Chicago River Bacteria
Paddling down the Chicago River seems a long way off, but spring will eventually come and boaters will be back on the river. Just how clean is that river water? That's what scientists at Argonne National Laboratory west of Chicago want to know.
“We’re actually trying to make a map of all of the bacteria, good and bad, that live in the rivers of Chicago,” said Argonne Environmental Microbiologist Jack Gilbert.
Bacteria levels in the Chicago River have been tested for years by the Metropolitan Water Reclamation District. In a lab at the district’s Stickney plant, scientists test the river water by isolating the bacteria from the water on a thin filter, then transferring the bacteria to a petri dish.
Microbiologist Geeta Rijal says the petri dishes tell the story.
“If you look at the water, it could be clear. Microbes are unseen, hidden inside the water. We visualize it by growing it in a petri dish,” said Rijal. “There's a medium in this where bacteria grow. They love that condition and they multiply, and that's how you see those blue colonies. And we count them, and that gives you, or checks the fecal condition of the waterway.”

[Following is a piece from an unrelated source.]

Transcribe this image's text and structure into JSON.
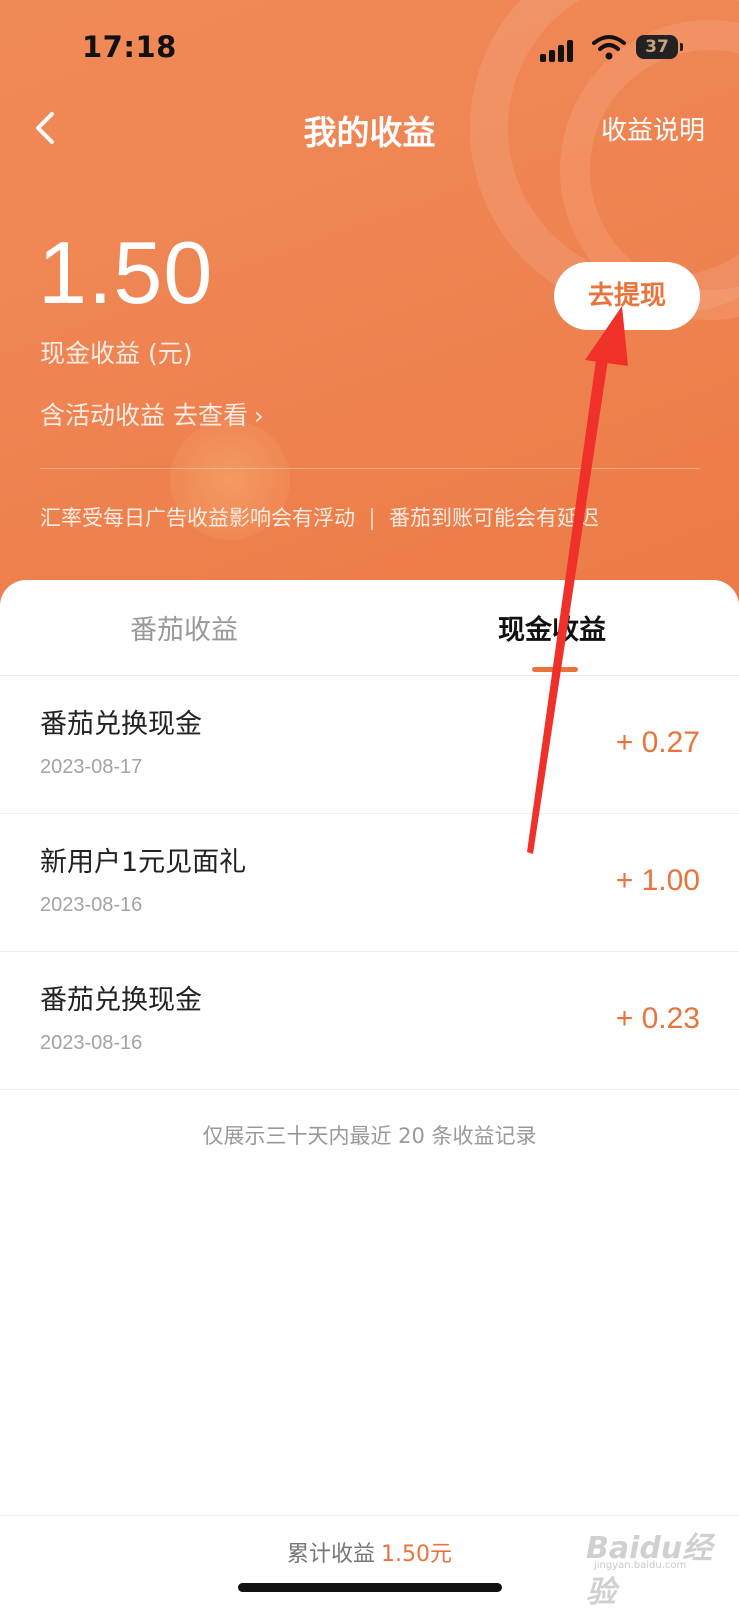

But a new study being conducted at Argonne over the next seven years will provide vastly more information about the bacteria in the river.
Gilbert says this is the largest study ever done to measure the level of disease in an urban river system.
“We've come a long way since petri dishes were invented,” he said. “Now we have genomics. We’re able to sequence the genomes of these organisms, and give very, very specific identifications to them. So I can say exactly which species are there.”
Argonne began taking river samples last March, and will continue to sample monthly from March to November for the next seven years. The samples are frozen, the DNA is extracted and processed to make more DNA. The DNA is then sequenced to discover the genome of each microorganism.
Once the DNA from the samples has been sequenced, the data will be fed into Argonne’s supercomputer, MIRA, the fifth fastest supercomputer in the world. That will enable scientists to understand exactly what kind of microorganisms are in the Chicago River.
MIRA then produces a model on Gilbert's computer that maps the relationships of all the bacteria in the river where the sample was taken.
“What we're doing in the Chicago River system is generating a map of their metabolic capabilities: what they eat, what they generate, because that’s incredibly well-linked to how they cause disease,” said Gilbert. “The metabolism of a bacterium is linked to its virulence, how it produces a disease response.”
Gilbert says this information is not available from studying a petri dish.
“The only way we can get at this is by extracting the DNA and the RNA directly from the bacteria, directly from the environment, and analyzing it immediately,” he said.
Once the analysis of where the disease-causing bacteria are located along the Chicago River system, the environmental engineers at Argonne take over.
Cristina Negri has already begun utilizing maps for the Chicago area river system, or CAWS. CAWS includes the north branch of the river, the downtown main stem, the Calumet River, and the Sanitary and Ship Canal. Eventually, these maps will show all the hot spots where disease-causing bacteria exists and where it comes from.
“When you think about sources, you have to think about different things. The first one is, is it coming from humans, is it coming from animals, from geese, from wherever it comes in the animal kingdom?” said Negri. “Who is the host for these organisms? But that is only part of the study. We also have to figure out where spatially it comes from, so if you take a map, we have to identify hot spots or areas that need intervention more than others.”
Argonne’s study will provide critical information to the MWRD as it moves to comply with court orders to begin disinfecting the water it discharges from its treatment plants into the Chicago River, beginning in 2016.
“We are going to be repeating our analysis before the disinfection, after the disinfection, and after the TARP system comes into place. We will actually know the effectiveness of the disinfection, and we will know the relative importance of disinfection versus controlling other sources of contamination in the river.”
Gilbert says there is a clear reason for Argonne’s first of its kind seven-year study.
“It’s very important because my children like swimming, so from my perspective, I want to be able to go fishing and swimming in rivers, and be 100 percent, or at least as clear as it can be, that those waters are good for them and good for me to fish in and swim in,” he said. “So we want to be able to make sure the Chicago River system is the cleanest in the world.”
So the study should finally answer the question Chicagoans have asked for years: when will it be safe to swim in the Chicago River?